the new history of the hospital written by me and my daughter Martha Bull. Every author should do this at least once. It is an extraordinary experience to spend three years writing something, as Martha and I did this 527-page book covering 200 years, and then set it loose in the world like Moses in a basket among the bull rushes.
The experience is in every sense of the word unreal. The only thing unrealer is writing a blog, where the writing does not even take physical form. The words go out from your mind through your fingers . . . and who hears them? What expressions come to their faces, what praise or criticism to their lips? Who picks up the basket, and what do they do with Moses? Is anyone changed?
For five hours two weeks ago, and for three hours today, I signed books, an estimated 700 overall for the two days, many with personal inscriptions. (“For Nurse X, with appreciation for your 35 years of service to MGH . . . ”) I did not sign books for so many hours because I am the next Mark Twain.
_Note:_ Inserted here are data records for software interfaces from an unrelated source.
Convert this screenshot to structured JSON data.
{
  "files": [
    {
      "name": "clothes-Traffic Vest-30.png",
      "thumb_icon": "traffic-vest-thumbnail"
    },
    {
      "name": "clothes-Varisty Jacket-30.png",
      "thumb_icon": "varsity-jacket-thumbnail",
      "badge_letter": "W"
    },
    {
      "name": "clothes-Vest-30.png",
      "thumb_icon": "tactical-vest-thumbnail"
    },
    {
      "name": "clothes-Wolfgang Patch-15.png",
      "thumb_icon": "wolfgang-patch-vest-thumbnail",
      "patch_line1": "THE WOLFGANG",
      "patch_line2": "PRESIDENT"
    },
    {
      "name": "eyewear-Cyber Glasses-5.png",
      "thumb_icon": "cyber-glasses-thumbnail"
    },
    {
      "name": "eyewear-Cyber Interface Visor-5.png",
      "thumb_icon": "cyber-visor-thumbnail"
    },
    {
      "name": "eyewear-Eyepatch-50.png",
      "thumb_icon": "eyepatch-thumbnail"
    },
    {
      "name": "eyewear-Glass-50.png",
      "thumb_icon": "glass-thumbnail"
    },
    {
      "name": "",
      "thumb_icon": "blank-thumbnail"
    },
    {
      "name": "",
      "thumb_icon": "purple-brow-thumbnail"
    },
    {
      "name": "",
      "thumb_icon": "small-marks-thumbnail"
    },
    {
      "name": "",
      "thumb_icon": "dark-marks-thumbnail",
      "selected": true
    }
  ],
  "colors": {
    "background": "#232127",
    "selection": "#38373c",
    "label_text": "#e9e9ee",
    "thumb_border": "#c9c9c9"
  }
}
The only impressive name on this book is Massachusetts General Hospital, and it was for that that people literally lined up down the hall, waiting their turn.
What I saw in those hundreds of faces was delight in the place and pride in taking part. I signed books for a few doctors, many nurses and technicians, and most remarkably janitors, service workers, a security guard, an HVAC mechanic. For me it was a reinvigorating encounter with reality, like breathing fresh air after having been submerged in a nuclear submarine for three years.
This experience convinced me as no pile of reviews could that my work has meaning. What else could a writer want?